Take the 2-minute tour ×
Super User is a question and answer site for computer enthusiasts and power users. It's 100% free, no registration required.

My Intel motherboard suddenly sparked and caught fire. I was able to quickly turn off the fire and upon inspection discovered that a chip near the processor area has burned out.

Can anyone tell me what this chip is and why did it catch fire spontaneously? I didn't see any damage on any of my other hardware, but I haven't and the chance to test them so how likely is it that other hardware components are affected by this as well?

This has been running OK for nearly two years now.

I have attached the images of the Motherboard with the CPU fan and both the components separately. The burned part and nearby area has noticeably turned black.

I have always thought that Intel components were of highest quality, although I'm not so sure, will some one be able to clarify whether this is a normal occurrence in any manufacturer or if I'm just misguided?

Burned area with the fan on enter image description here CPU fan burned area

share|improve this question
    
its pretty hard to tell - is that a component with 3 pins? 2 on one side, one on the other? If so, its likely a voltage regulator –  Journeyman Geek Oct 28 '13 at 6:04
add comment

2 Answers

up vote 3 down vote accepted

From the picture, that looks like a transistor, or a mosfet, but you'll need to take a picture with a macro lens to find someone who really knows for sure. Try and see what the numbers are on the front of the neighboring, still unburned parts.

In 15 years of working on computers, and electronics, I've only seen burns like that once. In that situation it was caused by a small metal shaving landing on a high power mosfet and shorting the pins.

Typically Intel does make high quality parts, Don't let one isolated incident convince you that all products of one company are bad.
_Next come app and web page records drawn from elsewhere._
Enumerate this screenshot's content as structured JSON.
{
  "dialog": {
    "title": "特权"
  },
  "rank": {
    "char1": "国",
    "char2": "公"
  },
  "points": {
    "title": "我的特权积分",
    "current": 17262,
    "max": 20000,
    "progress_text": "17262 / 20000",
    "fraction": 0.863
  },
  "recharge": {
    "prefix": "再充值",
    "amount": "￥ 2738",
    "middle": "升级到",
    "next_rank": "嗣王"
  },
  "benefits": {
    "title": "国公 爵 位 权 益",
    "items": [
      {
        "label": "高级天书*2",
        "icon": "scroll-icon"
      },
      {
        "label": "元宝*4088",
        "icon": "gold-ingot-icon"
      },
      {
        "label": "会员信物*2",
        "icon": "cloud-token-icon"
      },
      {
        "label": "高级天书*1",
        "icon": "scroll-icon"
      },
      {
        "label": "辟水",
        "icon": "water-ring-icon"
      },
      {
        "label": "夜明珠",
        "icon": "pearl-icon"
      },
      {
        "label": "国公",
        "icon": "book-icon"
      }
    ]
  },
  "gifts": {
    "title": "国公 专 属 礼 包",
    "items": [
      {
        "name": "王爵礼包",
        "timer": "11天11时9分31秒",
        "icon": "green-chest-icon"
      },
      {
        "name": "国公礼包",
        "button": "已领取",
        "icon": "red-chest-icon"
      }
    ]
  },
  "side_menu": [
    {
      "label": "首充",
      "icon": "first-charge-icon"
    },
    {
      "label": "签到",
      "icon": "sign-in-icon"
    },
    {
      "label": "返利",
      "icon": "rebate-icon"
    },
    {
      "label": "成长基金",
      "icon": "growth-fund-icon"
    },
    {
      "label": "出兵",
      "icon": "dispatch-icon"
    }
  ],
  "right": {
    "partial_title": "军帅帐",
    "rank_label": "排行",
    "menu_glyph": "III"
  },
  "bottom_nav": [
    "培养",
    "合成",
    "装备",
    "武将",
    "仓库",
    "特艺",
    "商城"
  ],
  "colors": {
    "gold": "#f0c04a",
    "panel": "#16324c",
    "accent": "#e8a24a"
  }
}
Remember that motherboard manufactures make millions of motherboards, and purchase 10's of millions of desecrate components. It is impossible to guarantee that 100% of the parts are defect free.

My guess is that you simply got unlucky and received a motherboard with a desecrate component outside of the lower acceptable limit, that was not caught in intel's testing.

I would conjecture 3 possible explanations, with the 3rd being the most likely.

  1. That part had imperfections when it was created that caused an internal short.
  2. The insulating material in the pcb deteriorated to the point that the current was able to overcome the insulation.
  3. The power supply was out of specifications and was delivering dirty, or incorrect voltage to the board.

As a personal rule, If I ever see a motherboard die, I error on the side of caution and assume it is the power supplie's fault, and dispose of it.

I've seen multiple brand new motherboards die needlessly from people reusing the power supply after their original motherboard mysteriously dies.

share|improve this answer
    
Number 3 is a definite. I will also add, with that component so close to the heat sink, overheat may also be a factor. Intel stock fans are ok in the beginning, but I would rather upgrade to something with a bit more cooling capability. –  StBlade Oct 28 '13 at 6:26
    
No RMA it seems.... :-( Is there a way to test the PSU? Or should I just discard it? –  Thihara Oct 28 '13 at 7:17
    
@Thihara The PSU testers you may find just show if the PSU is outputting current, they don't show how stable or clean the current is. Personally, I would just buy a new PSU in addition to a new MoBo. –  spuder Oct 28 '13 at 15:07
    
Damn :-(. Thanks spuder I will also do that to be safe in that case. Do you know if PSU manufacturers provide RMA for that kind of PSUs? Or are they unable to test that as well? –  Thihara Oct 29 '13 at 4:35
    
@Thihara Manufactures do offer RMA and can test Power supplies by applying a load, and measuring the current. –  spuder Oct 29 '13 at 4:48
show 1 more comment

Check near the main power connectors for any other burned / charred components, as well as bulged capacitors, or other signs of failure.

If all seems good there, you might want to remove the cover from your power supply and check there too.

Usually, chips do not just burn like that, and it is caused by something else, like over voltage.

share|improve this answer
add comment

Your Answer

 
discard

By posting your answer, you agree to the privacy policy and terms of service.

Not the answer you're looking for? Browse other questions tagged or ask your own question.